FCC Aims to Expand WiFi Highway
The FCC will make available a sizable chunk of wireless spectrum targeted at improving access in public hotspots, it announced Wednesday. "This is one of the easiest ways to increase Internet access, so I think their priority is real," said analyst Rob Enderle. "The FCC isn't known for speed, but this should be one of their fastest efforts to date."
01/10/13 1:08 PM PT
The FCC plans to open up a new batch of wireless spectrum to bring faster and more reliable access to public WiFi hotspots, its chairman announced Wednesday during a talk at the 2013 CES, although it will have to overcome some obstacles.
The commission seeks to free up 195 Mhz of spectrum in the 5 GHz band, the largest block of unlicensed spectrum to be made free for WiFi expansion since 2003, FCC Chairman Julius Genachowski revealed.
The move is designed to decrease network congestion in highly trafficked areas such as airports, convention centers and major conferences. In addition to being faster and higher capacity, the FCC said it would especially lead to improved HD video capabilities.
The 5 GHz band is currently being used for both federal and non-federal purposes, and Genachowski acknowledged the process of freeing the bandwidth will require inter-agency efforts. Still, he stressed that the FCC will move quickly in collaboration with federal agencies to go forward with the arrangement.
Alleviating network congestion and allowing the use of unlicensed spectrum is part of a larger federal technology initiative ordered by President Obama to free 500 MHz of spectrum by 2020. Last September, the FCC announced an incentive auction process that allows broadcast TV stations to sell extra spectrum to wireless providers. The auctions are expected to start next year.
Given that national WiFi expansion is a presidential priority, the FCC is likely going to do all it can to free up the spectrum, said Rob Enderle, principal analyst at the Enderle Group. The one agency that might be able to put a wrench in the FCC's plan, however, would be the Department of Defense.
If the spectrum were being used in a manner critical to national security, a deal that includes swapping out technology and bandwidth might be difficult to broker, especially with budget cuts looming over the DoD. Other than that, though, the FCC and other government agencies are relatively united in the common goal of expanding WiFi access, he said.
"It's very possible that some of that spectrum is currently used by DoD technology, but that would probably be the only hang-up," Enderle told the E-Commerce Times. "Other than that, the FCC is going to do what it can to get this through. It has enough control over locking up spectrum that it can tell the other agencies or consumers they have to bend a little to get this through."
The FCC did not respond to our request for further details.
The Right Spectrum in the Right Places
In addition to showing a commitment to freeing up bandwidth, the FCC's statement indicates the commission is putting an increased emphasis on more efficient spectrum allocation, said Harold Feld, senior vice president at Public Knowledge.
"Having more of these bands that are separate from each other allows you more freedom and better setup if you're at a convention center, for instance," Feld told the E-Commerce Times. "You can dedicate the 5 GHz band to the WiFi for the convention floor, while different bands are being used for services like internal security and credit care readers and other needs for a wireless network."

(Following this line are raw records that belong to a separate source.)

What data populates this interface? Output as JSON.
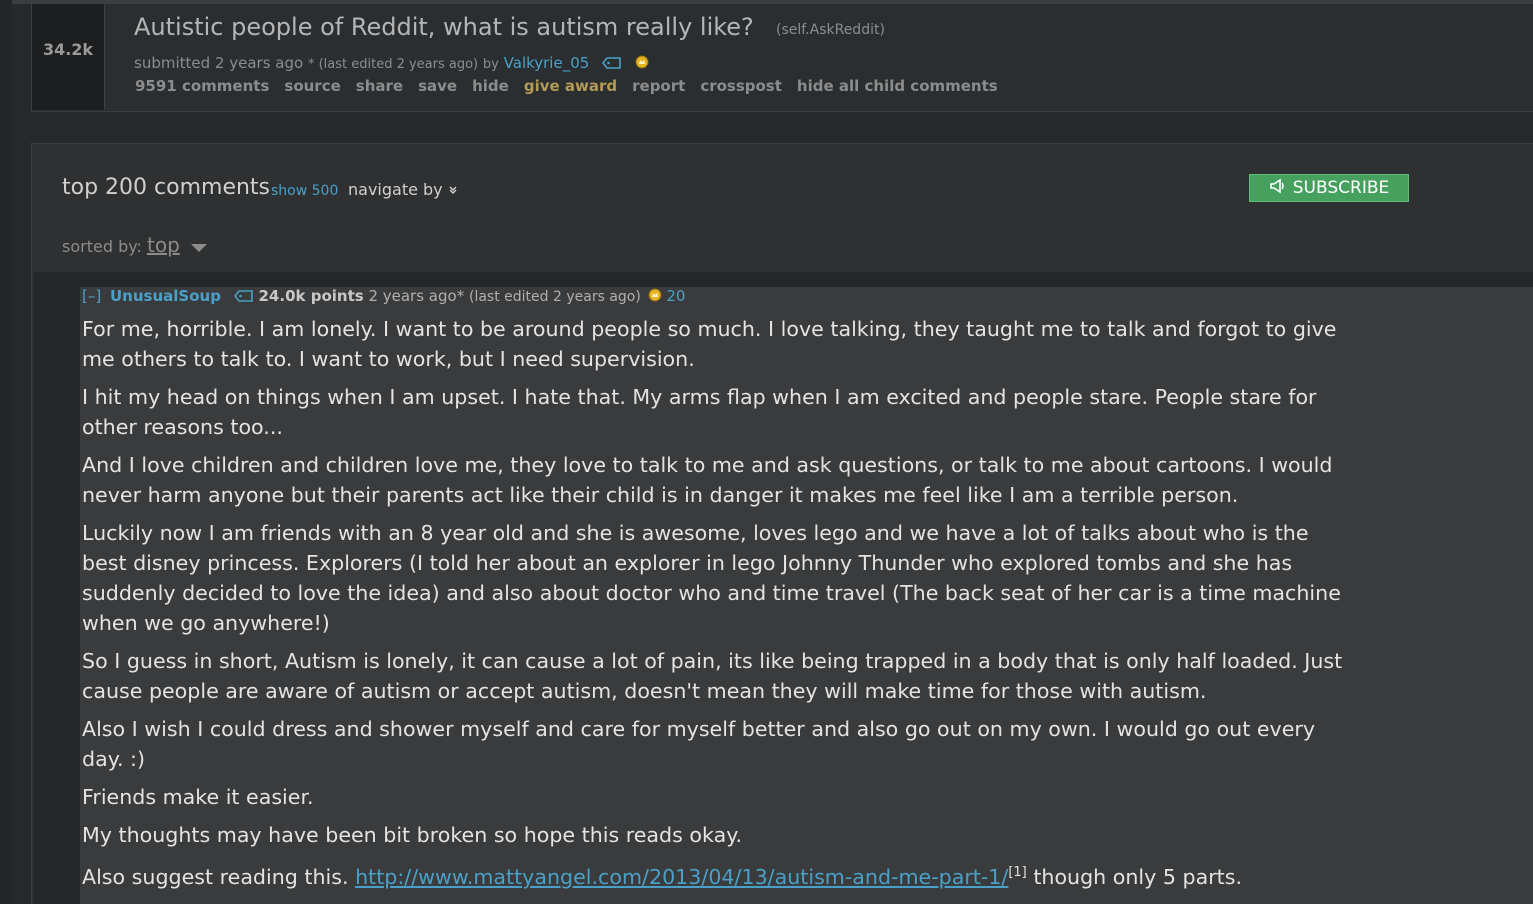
{
  "post": {
    "score": "34.2k",
    "title": "Autistic people of Reddit, what is autism really like?",
    "domain": "(self.AskReddit)",
    "submitted_prefix": "submitted",
    "submitted_time": "2 years ago",
    "edited_text": "* (last edited 2 years ago)",
    "by_text": "by",
    "author": "Valkyrie_05",
    "buttons": {
      "comments": "9591 comments",
      "source": "source",
      "share": "share",
      "save": "save",
      "hide": "hide",
      "give_award": "give award",
      "report": "report",
      "crosspost": "crosspost",
      "hide_children": "hide all child comments"
    }
  },
  "comments_panel": {
    "title": "top 200 comments",
    "show_more": "show 500",
    "navigate_by": "navigate by",
    "subscribe": "SUBSCRIBE",
    "sorted_label": "sorted by:",
    "sort_value": "top"
  },
  "comment": {
    "expand": "[–]",
    "author": "UnusualSoup",
    "points": "24.0k points",
    "time": "2 years ago*",
    "edited": "(last edited 2 years ago)",
    "award_count": "20",
    "paragraphs": [
      "For me, horrible. I am lonely. I want to be around people so much. I love talking, they taught me to talk and forgot to give me others to talk to. I want to work, but I need supervision.",
      "I hit my head on things when I am upset. I hate that. My arms flap when I am excited and people stare. People stare for other reasons too...",
      "And I love children and children love me, they love to talk to me and ask questions, or talk to me about cartoons. I would never harm anyone but their parents act like their child is in danger it makes me feel like I am a terrible person.",
      "Luckily now I am friends with an 8 year old and she is awesome, loves lego and we have a lot of talks about who is the best disney princess. Explorers (I told her about an explorer in lego Johnny Thunder who explored tombs and she has suddenly decided to love the idea) and also about doctor who and time travel (The back seat of her car is a time machine when we go anywhere!)",
      "So I guess in short, Autism is lonely, it can cause a lot of pain, its like being trapped in a body that is only half loaded. Just cause people are aware of autism or accept autism, doesn't mean they will make time for those with autism.",
      "Also I wish I could dress and shower myself and care for myself better and also go out on my own. I would go out every day. :)",
      "Friends make it easier.",
      "My thoughts may have been bit broken so hope this reads okay."
    ],
    "last_para_prefix": "Also suggest reading this.",
    "link": "http://www.mattyangel.com/2013/04/13/autism-and-me-part-1/",
    "link_ref": "[1]",
    "last_para_suffix": "though only 5 parts."
  },
  "colors": {
    "background": "#262829",
    "link": "#4aa0c8",
    "award": "#b39a55",
    "subscribe": "#46a15f"
  }
}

That commitment to efficiency can lead to a better understanding of the country's bandwidth resources and help alleviate some of the spectrum crunch, Feld pointed out.
"There's a potential with a move like this to not just look at bands generically, but to differentiate the circumstances where these bands should be put to use as they become available," he noted. "That can make it become a much more efficient system overall, when we can match the traffic and need with the right spectrum."
Only More to Come
While the FCC may take a while to get the ball rolling on some of its initiatives, this is one area the FCC will aggressively pursue, said Enderle.
"This is one of the easiest ways to increase Internet access, so I think their priority is real," he said. "The FCC isn't known for speed, but this should be one of their fastest efforts to date."
That refreshed commitment from the FCC is coming as the commission is developing a better understanding of the pressing need for wireless services in an enterprise and consumer landscape increasingly filled with smartphones, tablets and a reliance on the cloud, Feld noted. This isn't the first and won't be the last effort by the FCC to work to increase overall WiFi access, he said.
"The FCC in the last year or two have passed the incentive auction legislation and have defended some plans that made it clear they are much more focused on the WiFi side of the equation," Feld said. "They are understanding that having WiFi is a necessary part of the overall wireless ecosystem and they're really starting to look at how to inject more usable spectrum into that equation."